**What is expected**: All of the records below are to be output exactly; no image belongs in the result.
================================
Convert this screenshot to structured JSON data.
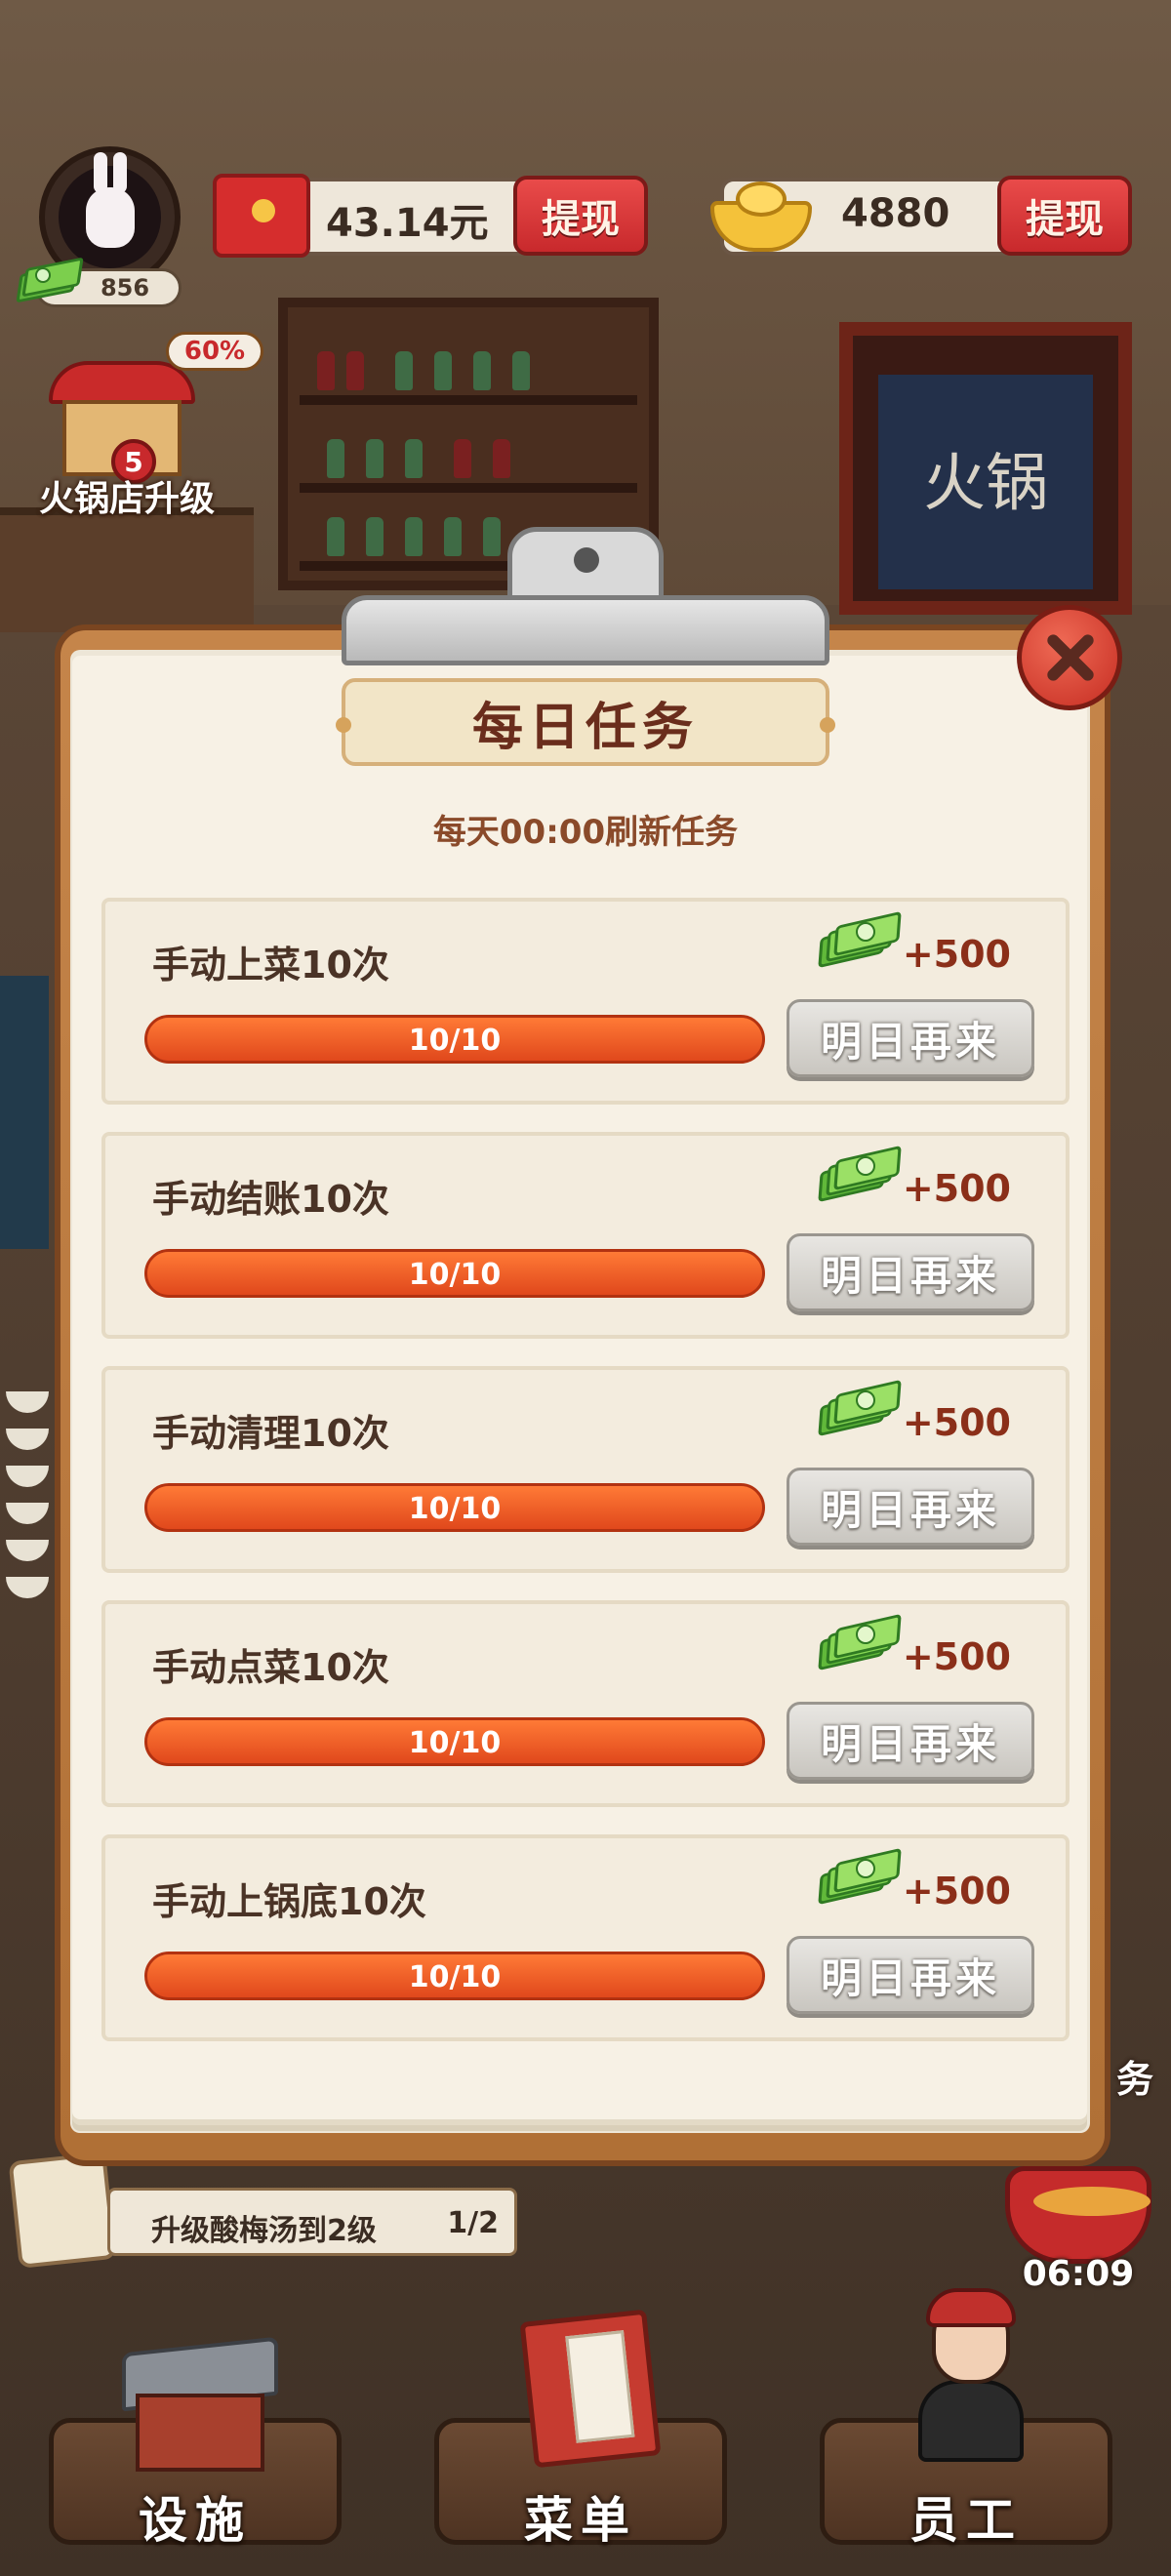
{
  "hud": {
    "avatar_cash": "856",
    "balance_yuan": "43.14元",
    "withdraw_label_1": "提现",
    "gold": "4880",
    "withdraw_label_2": "提现"
  },
  "upgrade": {
    "percent": "60%",
    "level": "5",
    "label": "火锅店升级"
  },
  "scene": {
    "curtain_text": "火锅"
  },
  "modal": {
    "title": "每日任务",
    "subtitle": "每天00:00刷新任务",
    "tasks": [
      {
        "name": "手动上菜10次",
        "reward": "+500",
        "progress": "10/10",
        "progress_fraction": 1.0,
        "button": "明日再来"
      },
      {
        "name": "手动结账10次",
        "reward": "+500",
        "progress": "10/10",
        "progress_fraction": 1.0,
        "button": "明日再来"
      },
      {
        "name": "手动清理10次",
        "reward": "+500",
        "progress": "10/10",
        "progress_fraction": 1.0,
        "button": "明日再来"
      },
      {
        "name": "手动点菜10次",
        "reward": "+500",
        "progress": "10/10",
        "progress_fraction": 1.0,
        "button": "明日再来"
      },
      {
        "name": "手动上锅底10次",
        "reward": "+500",
        "progress": "10/10",
        "progress_fraction": 1.0,
        "button": "明日再来"
      }
    ]
  },
  "quest": {
    "text": "升级酸梅汤到2级",
    "count": "1/2"
  },
  "side": {
    "task_label": "务",
    "timer": "06:09"
  },
  "nav": {
    "facility": "设施",
    "menu": "菜单",
    "staff": "员工"
  },
  "colors": {
    "accent_red": "#c8292c",
    "progress_orange": "#e0481c",
    "cash_green": "#61b93a",
    "title_brown": "#6a2d1c"
  },
  "icons": [
    "rabbit-avatar-icon",
    "cash-icon",
    "red-envelope-icon",
    "gold-ingot-icon",
    "restaurant-upgrade-icon",
    "close-icon",
    "scroll-icon",
    "hotpot-icon",
    "facility-icon",
    "menu-book-icon",
    "staff-icon"
  ]
}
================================
**Written answer**:
Convert this screenshot to structured JSON data.
{
  "hud": {
    "avatar_cash": "856",
    "balance_yuan": "43.14元",
    "withdraw_label_1": "提现",
    "gold": "4880",
    "withdraw_label_2": "提现"
  },
  "upgrade": {
    "percent": "60%",
    "level": "5",
    "label": "火锅店升级"
  },
  "scene": {
    "curtain_text": "火锅"
  },
  "modal": {
    "title": "每日任务",
    "subtitle": "每天00:00刷新任务",
    "tasks": [
      {
        "name": "手动上菜10次",
        "reward": "+500",
        "progress": "10/10",
        "progress_fraction": 1.0,
        "button": "明日再来"
      },
      {
        "name": "手动结账10次",
        "reward": "+500",
        "progress": "10/10",
        "progress_fraction": 1.0,
        "button": "明日再来"
      },
      {
        "name": "手动清理10次",
        "reward": "+500",
        "progress": "10/10",
        "progress_fraction": 1.0,
        "button": "明日再来"
      },
      {
        "name": "手动点菜10次",
        "reward": "+500",
        "progress": "10/10",
        "progress_fraction": 1.0,
        "button": "明日再来"
      },
      {
        "name": "手动上锅底10次",
        "reward": "+500",
        "progress": "10/10",
        "progress_fraction": 1.0,
        "button": "明日再来"
      }
    ]
  },
  "quest": {
    "text": "升级酸梅汤到2级",
    "count": "1/2"
  },
  "side": {
    "task_label": "务",
    "timer": "06:09"
  },
  "nav": {
    "facility": "设施",
    "menu": "菜单",
    "staff": "员工"
  },
  "colors": {
    "accent_red": "#c8292c",
    "progress_orange": "#e0481c",
    "cash_green": "#61b93a",
    "title_brown": "#6a2d1c"
  },
  "icons": [
    "rabbit-avatar-icon",
    "cash-icon",
    "red-envelope-icon",
    "gold-ingot-icon",
    "restaurant-upgrade-icon",
    "close-icon",
    "scroll-icon",
    "hotpot-icon",
    "facility-icon",
    "menu-book-icon",
    "staff-icon"
  ]
}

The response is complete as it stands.